---------- Extracted information ----------

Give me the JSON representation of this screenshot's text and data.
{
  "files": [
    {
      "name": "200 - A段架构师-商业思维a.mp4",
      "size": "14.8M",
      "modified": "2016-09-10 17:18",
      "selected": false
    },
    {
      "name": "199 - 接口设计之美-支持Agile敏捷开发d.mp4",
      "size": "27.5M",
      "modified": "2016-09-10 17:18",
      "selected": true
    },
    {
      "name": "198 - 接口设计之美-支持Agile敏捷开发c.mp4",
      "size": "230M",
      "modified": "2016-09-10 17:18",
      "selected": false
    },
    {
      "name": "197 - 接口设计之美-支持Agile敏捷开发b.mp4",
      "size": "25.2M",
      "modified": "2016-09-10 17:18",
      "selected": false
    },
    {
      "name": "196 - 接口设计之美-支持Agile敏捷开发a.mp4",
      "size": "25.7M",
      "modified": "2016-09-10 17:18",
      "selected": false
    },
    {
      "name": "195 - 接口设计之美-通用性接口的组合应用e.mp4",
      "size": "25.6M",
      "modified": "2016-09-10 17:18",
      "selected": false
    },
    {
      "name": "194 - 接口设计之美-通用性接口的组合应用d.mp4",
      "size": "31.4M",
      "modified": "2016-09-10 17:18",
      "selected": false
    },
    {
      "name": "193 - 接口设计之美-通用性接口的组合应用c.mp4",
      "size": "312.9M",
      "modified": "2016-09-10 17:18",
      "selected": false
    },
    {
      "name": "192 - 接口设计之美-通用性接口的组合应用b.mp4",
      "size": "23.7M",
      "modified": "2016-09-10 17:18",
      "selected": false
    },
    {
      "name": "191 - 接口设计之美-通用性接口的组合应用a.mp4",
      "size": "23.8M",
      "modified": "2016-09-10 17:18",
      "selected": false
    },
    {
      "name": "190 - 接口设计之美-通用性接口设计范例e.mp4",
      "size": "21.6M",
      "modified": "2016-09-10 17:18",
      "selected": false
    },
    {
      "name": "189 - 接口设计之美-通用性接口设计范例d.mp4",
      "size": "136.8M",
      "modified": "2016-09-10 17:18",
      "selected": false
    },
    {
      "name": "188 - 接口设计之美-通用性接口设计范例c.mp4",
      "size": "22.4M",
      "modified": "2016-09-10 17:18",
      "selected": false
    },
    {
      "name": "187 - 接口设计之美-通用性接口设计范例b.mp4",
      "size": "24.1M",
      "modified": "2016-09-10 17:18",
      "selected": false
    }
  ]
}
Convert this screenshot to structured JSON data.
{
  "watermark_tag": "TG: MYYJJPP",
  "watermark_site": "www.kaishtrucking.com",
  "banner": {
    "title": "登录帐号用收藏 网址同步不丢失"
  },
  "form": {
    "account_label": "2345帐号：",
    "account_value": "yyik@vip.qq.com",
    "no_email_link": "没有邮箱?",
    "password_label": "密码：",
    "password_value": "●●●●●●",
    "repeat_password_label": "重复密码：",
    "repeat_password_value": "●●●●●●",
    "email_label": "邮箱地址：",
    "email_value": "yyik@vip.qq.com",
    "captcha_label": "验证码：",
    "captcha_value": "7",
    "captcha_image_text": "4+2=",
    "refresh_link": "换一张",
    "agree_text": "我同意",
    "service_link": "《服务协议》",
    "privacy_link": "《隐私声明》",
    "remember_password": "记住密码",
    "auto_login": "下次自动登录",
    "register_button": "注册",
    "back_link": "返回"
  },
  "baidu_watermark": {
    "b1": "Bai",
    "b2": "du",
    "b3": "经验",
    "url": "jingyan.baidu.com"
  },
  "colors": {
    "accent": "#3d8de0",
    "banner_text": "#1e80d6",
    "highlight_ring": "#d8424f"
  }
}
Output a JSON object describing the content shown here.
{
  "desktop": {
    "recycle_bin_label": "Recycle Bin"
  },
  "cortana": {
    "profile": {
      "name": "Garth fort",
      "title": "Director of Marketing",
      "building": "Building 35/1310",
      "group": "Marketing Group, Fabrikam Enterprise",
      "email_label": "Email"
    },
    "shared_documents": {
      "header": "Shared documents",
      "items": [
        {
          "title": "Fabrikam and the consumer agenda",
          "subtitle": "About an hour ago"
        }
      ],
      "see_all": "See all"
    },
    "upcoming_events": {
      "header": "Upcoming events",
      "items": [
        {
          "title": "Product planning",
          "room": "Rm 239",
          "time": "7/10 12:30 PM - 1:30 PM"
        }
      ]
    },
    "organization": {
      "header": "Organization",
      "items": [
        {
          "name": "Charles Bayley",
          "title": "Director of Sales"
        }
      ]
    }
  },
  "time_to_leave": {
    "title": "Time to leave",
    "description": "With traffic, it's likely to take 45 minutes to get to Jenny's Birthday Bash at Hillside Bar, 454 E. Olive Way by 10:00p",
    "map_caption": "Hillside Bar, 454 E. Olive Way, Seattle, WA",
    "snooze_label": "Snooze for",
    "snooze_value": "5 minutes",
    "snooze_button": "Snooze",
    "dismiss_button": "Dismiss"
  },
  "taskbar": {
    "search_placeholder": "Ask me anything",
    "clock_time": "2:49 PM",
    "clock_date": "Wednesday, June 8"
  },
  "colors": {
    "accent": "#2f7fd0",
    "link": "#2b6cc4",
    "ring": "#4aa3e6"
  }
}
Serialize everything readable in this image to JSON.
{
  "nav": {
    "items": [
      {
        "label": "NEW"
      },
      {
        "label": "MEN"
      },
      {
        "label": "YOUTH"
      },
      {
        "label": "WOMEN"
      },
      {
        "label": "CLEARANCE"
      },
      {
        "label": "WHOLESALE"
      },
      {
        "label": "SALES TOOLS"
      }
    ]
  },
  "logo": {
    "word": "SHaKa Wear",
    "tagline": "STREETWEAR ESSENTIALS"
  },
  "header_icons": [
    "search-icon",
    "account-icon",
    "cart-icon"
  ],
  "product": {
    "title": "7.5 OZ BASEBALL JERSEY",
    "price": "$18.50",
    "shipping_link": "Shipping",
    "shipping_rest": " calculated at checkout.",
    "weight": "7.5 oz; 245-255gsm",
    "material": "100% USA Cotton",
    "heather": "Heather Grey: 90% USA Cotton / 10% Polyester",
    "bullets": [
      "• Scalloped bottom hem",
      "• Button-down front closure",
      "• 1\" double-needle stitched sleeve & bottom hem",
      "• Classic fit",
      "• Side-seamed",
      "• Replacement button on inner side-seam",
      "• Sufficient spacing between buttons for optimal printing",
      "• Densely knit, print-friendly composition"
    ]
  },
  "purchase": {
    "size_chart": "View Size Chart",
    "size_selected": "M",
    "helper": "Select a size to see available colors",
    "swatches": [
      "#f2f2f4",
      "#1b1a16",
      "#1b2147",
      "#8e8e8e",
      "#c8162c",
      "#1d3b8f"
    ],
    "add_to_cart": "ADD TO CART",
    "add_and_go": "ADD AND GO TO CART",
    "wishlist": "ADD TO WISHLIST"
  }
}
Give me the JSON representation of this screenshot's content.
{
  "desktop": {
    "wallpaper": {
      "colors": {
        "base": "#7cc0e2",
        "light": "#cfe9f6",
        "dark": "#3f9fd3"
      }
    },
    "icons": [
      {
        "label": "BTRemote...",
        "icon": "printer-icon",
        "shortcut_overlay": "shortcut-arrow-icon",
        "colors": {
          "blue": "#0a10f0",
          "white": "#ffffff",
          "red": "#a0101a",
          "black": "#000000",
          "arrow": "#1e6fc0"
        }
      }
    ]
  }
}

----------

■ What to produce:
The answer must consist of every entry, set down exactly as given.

■ Output of the exercise:
Give me the JSON representation of this screenshot's text and data.
{
  "files": [
    {
      "name": "200 - A段架构师-商业思维a.mp4",
      "size": "14.8M",
      "modified": "2016-09-10 17:18",
      "selected": false
    },
    {
      "name": "199 - 接口设计之美-支持Agile敏捷开发d.mp4",
      "size": "27.5M",
      "modified": "2016-09-10 17:18",
      "selected": true
    },
    {
      "name": "198 - 接口设计之美-支持Agile敏捷开发c.mp4",
      "size": "230M",
      "modified": "2016-09-10 17:18",
      "selected": false
    },
    {
      "name": "197 - 接口设计之美-支持Agile敏捷开发b.mp4",
      "size": "25.2M",
      "modified": "2016-09-10 17:18",
      "selected": false
    },
    {
      "name": "196 - 接口设计之美-支持Agile敏捷开发a.mp4",
      "size": "25.7M",
      "modified": "2016-09-10 17:18",
      "selected": false
    },
    {
      "name": "195 - 接口设计之美-通用性接口的组合应用e.mp4",
      "size": "25.6M",
      "modified": "2016-09-10 17:18",
      "selected": false
    },
    {
      "name": "194 - 接口设计之美-通用性接口的组合应用d.mp4",
      "size": "31.4M",
      "modified": "2016-09-10 17:18",
      "selected": false
    },
    {
      "name": "193 - 接口设计之美-通用性接口的组合应用c.mp4",
      "size": "312.9M",
      "modified": "2016-09-10 17:18",
      "selected": false
    },
    {
      "name": "192 - 接口设计之美-通用性接口的组合应用b.mp4",
      "size": "23.7M",
      "modified": "2016-09-10 17:18",
      "selected": false
    },
    {
      "name": "191 - 接口设计之美-通用性接口的组合应用a.mp4",
      "size": "23.8M",
      "modified": "2016-09-10 17:18",
      "selected": false
    },
    {
      "name": "190 - 接口设计之美-通用性接口设计范例e.mp4",
      "size": "21.6M",
      "modified": "2016-09-10 17:18",
      "selected": false
    },
    {
      "name": "189 - 接口设计之美-通用性接口设计范例d.mp4",
      "size": "136.8M",
      "modified": "2016-09-10 17:18",
      "selected": false
    },
    {
      "name": "188 - 接口设计之美-通用性接口设计范例c.mp4",
      "size": "22.4M",
      "modified": "2016-09-10 17:18",
      "selected": false
    },
    {
      "name": "187 - 接口设计之美-通用性接口设计范例b.mp4",
      "size": "24.1M",
      "modified": "2016-09-10 17:18",
      "selected": false
    }
  ]
}
Convert this screenshot to structured JSON data.
{
  "watermark_tag": "TG: MYYJJPP",
  "watermark_site": "www.kaishtrucking.com",
  "banner": {
    "title": "登录帐号用收藏 网址同步不丢失"
  },
  "form": {
    "account_label": "2345帐号：",
    "account_value": "yyik@vip.qq.com",
    "no_email_link": "没有邮箱?",
    "password_label": "密码：",
    "password_value": "●●●●●●",
    "repeat_password_label": "重复密码：",
    "repeat_password_value": "●●●●●●",
    "email_label": "邮箱地址：",
    "email_value": "yyik@vip.qq.com",
    "captcha_label": "验证码：",
    "captcha_value": "7",
    "captcha_image_text": "4+2=",
    "refresh_link": "换一张",
    "agree_text": "我同意",
    "service_link": "《服务协议》",
    "privacy_link": "《隐私声明》",
    "remember_password": "记住密码",
    "auto_login": "下次自动登录",
    "register_button": "注册",
    "back_link": "返回"
  },
  "baidu_watermark": {
    "b1": "Bai",
    "b2": "du",
    "b3": "经验",
    "url": "jingyan.baidu.com"
  },
  "colors": {
    "accent": "#3d8de0",
    "banner_text": "#1e80d6",
    "highlight_ring": "#d8424f"
  }
}
Output a JSON object describing the content shown here.
{
  "desktop": {
    "recycle_bin_label": "Recycle Bin"
  },
  "cortana": {
    "profile": {
      "name": "Garth fort",
      "title": "Director of Marketing",
      "building": "Building 35/1310",
      "group": "Marketing Group, Fabrikam Enterprise",
      "email_label": "Email"
    },
    "shared_documents": {
      "header": "Shared documents",
      "items": [
        {
          "title": "Fabrikam and the consumer agenda",
          "subtitle": "About an hour ago"
        }
      ],
      "see_all": "See all"
    },
    "upcoming_events": {
      "header": "Upcoming events",
      "items": [
        {
          "title": "Product planning",
          "room": "Rm 239",
          "time": "7/10 12:30 PM - 1:30 PM"
        }
      ]
    },
    "organization": {
      "header": "Organization",
      "items": [
        {
          "name": "Charles Bayley",
          "title": "Director of Sales"
        }
      ]
    }
  },
  "time_to_leave": {
    "title": "Time to leave",
    "description": "With traffic, it's likely to take 45 minutes to get to Jenny's Birthday Bash at Hillside Bar, 454 E. Olive Way by 10:00p",
    "map_caption": "Hillside Bar, 454 E. Olive Way, Seattle, WA",
    "snooze_label": "Snooze for",
    "snooze_value": "5 minutes",
    "snooze_button": "Snooze",
    "dismiss_button": "Dismiss"
  },
  "taskbar": {
    "search_placeholder": "Ask me anything",
    "clock_time": "2:49 PM",
    "clock_date": "Wednesday, June 8"
  },
  "colors": {
    "accent": "#2f7fd0",
    "link": "#2b6cc4",
    "ring": "#4aa3e6"
  }
}
Serialize everything readable in this image to JSON.
{
  "nav": {
    "items": [
      {
        "label": "NEW"
      },
      {
        "label": "MEN"
      },
      {
        "label": "YOUTH"
      },
      {
        "label": "WOMEN"
      },
      {
        "label": "CLEARANCE"
      },
      {
        "label": "WHOLESALE"
      },
      {
        "label": "SALES TOOLS"
      }
    ]
  },
  "logo": {
    "word": "SHaKa Wear",
    "tagline": "STREETWEAR ESSENTIALS"
  },
  "header_icons": [
    "search-icon",
    "account-icon",
    "cart-icon"
  ],
  "product": {
    "title": "7.5 OZ BASEBALL JERSEY",
    "price": "$18.50",
    "shipping_link": "Shipping",
    "shipping_rest": " calculated at checkout.",
    "weight": "7.5 oz; 245-255gsm",
    "material": "100% USA Cotton",
    "heather": "Heather Grey: 90% USA Cotton / 10% Polyester",
    "bullets": [
      "• Scalloped bottom hem",
      "• Button-down front closure",
      "• 1\" double-needle stitched sleeve & bottom hem",
      "• Classic fit",
      "• Side-seamed",
      "• Replacement button on inner side-seam",
      "• Sufficient spacing between buttons for optimal printing",
      "• Densely knit, print-friendly composition"
    ]
  },
  "purchase": {
    "size_chart": "View Size Chart",
    "size_selected": "M",
    "helper": "Select a size to see available colors",
    "swatches": [
      "#f2f2f4",
      "#1b1a16",
      "#1b2147",
      "#8e8e8e",
      "#c8162c",
      "#1d3b8f"
    ],
    "add_to_cart": "ADD TO CART",
    "add_and_go": "ADD AND GO TO CART",
    "wishlist": "ADD TO WISHLIST"
  }
}
Give me the JSON representation of this screenshot's content.
{
  "desktop": {
    "wallpaper": {
      "colors": {
        "base": "#7cc0e2",
        "light": "#cfe9f6",
        "dark": "#3f9fd3"
      }
    },
    "icons": [
      {
        "label": "BTRemote...",
        "icon": "printer-icon",
        "shortcut_overlay": "shortcut-arrow-icon",
        "colors": {
          "blue": "#0a10f0",
          "white": "#ffffff",
          "red": "#a0101a",
          "black": "#000000",
          "arrow": "#1e6fc0"
        }
      }
    ]
  }
}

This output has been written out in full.